There's one thing about Biff-he's not lazy." This contradiction seems funny to us (the author intended it to get a laugh) but in addition we have learned in the first few lines of the play that there is a conflict between Biff and Willy, and also within Willy himself. We have already seen that Willy is full of exhaustion and disappointment, and that's not what he had expected from life. As a young person you have a dream of how your life will be when you grow up. Willy's was to be a highly successful businessman. But his time is now running out, he has failed to reach his goal, and he wants his son to fulfill his dreams. He loves his son, and he tries to make him into something he's not.
Willy recalls the time when there were elm trees and a garden in the back yard. Now he feels boxed in by new adjacent apartment houses, and longs for space and natural surroundings.
Linda promises a drive in the country on Sunday with the windshield open. Willy corrects her, saying that the windshield doesn't open on the new car. When she protests that he just said he was driving with it open, he realizes that all day he has been imagining a car he had nearly twenty years before. It becomes clear to us-and to Willy-that he is increasingly lost in the past. It must be terrible for him not to be able to tell past from present. Shaken, Willy goes down to the kitchen to get something to eat.
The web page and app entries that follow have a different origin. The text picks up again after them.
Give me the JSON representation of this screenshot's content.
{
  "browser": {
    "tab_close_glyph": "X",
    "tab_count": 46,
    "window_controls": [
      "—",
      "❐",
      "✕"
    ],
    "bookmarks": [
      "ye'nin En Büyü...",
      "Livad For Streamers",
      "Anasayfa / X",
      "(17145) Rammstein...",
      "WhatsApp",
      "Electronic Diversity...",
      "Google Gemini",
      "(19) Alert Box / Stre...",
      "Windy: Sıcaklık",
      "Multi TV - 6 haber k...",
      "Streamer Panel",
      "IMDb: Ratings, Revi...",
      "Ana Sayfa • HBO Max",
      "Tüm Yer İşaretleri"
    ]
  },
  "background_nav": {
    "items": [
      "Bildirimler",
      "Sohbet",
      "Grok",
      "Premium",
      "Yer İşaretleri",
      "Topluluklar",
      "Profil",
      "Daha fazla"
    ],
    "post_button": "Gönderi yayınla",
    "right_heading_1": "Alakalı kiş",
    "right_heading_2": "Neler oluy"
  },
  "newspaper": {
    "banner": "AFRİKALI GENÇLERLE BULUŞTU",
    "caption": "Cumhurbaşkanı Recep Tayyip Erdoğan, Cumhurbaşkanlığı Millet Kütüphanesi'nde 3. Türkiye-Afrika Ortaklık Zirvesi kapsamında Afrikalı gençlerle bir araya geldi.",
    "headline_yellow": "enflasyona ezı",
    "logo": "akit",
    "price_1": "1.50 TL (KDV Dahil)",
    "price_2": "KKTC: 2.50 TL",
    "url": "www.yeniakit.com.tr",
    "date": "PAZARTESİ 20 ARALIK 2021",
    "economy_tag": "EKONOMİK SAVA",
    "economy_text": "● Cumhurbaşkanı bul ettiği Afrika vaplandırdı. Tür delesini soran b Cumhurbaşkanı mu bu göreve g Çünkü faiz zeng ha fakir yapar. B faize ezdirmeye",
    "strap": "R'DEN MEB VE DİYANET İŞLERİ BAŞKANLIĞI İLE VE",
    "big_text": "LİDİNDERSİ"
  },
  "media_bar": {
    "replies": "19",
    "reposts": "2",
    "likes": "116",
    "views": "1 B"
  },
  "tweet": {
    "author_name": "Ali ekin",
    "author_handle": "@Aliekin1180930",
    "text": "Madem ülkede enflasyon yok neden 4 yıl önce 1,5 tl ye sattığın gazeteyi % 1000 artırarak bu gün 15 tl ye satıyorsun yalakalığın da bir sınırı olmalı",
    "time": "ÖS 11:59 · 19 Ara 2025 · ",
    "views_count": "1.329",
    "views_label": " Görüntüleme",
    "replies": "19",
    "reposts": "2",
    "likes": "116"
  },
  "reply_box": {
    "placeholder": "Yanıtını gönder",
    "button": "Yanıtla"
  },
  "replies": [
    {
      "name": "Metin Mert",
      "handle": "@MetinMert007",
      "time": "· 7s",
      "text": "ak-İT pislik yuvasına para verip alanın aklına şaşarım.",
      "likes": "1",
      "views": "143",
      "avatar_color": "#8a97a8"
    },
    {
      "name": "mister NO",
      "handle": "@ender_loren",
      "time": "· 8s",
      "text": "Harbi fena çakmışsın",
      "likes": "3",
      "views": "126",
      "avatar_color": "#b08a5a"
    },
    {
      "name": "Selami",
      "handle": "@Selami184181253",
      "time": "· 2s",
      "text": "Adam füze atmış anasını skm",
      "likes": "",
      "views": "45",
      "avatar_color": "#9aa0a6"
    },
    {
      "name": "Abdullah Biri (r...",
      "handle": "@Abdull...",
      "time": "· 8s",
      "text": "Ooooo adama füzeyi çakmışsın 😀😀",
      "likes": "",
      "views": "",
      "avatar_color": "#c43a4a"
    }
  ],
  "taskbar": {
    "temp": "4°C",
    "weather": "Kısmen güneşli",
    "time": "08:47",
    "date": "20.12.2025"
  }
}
Upstairs Biff and Happy have been awakened by their parents' voices. Happy is staying over at home after taking Biff on a date. Both are immediately worried, because lately they have been noticing Willy's strange behavior. Imagine how it would feel to have your father start talking to himself. You would be nervous and embarrassed. Biff tries to find excuses for their father's bad driving, but Happy, who has driven with him, says Willy just doesn't pay attention.
Happy: ...He stops at a green light and then it turns red and he goes. He laughs.
Biff: Maybe he's color-blind.
Happy: Pop? Why he's got the finest eye for color in the business. You know that.
Willy has trained his sons well-in the end everything relates to business. Even personal characteristics are valued in terms of their usefulness.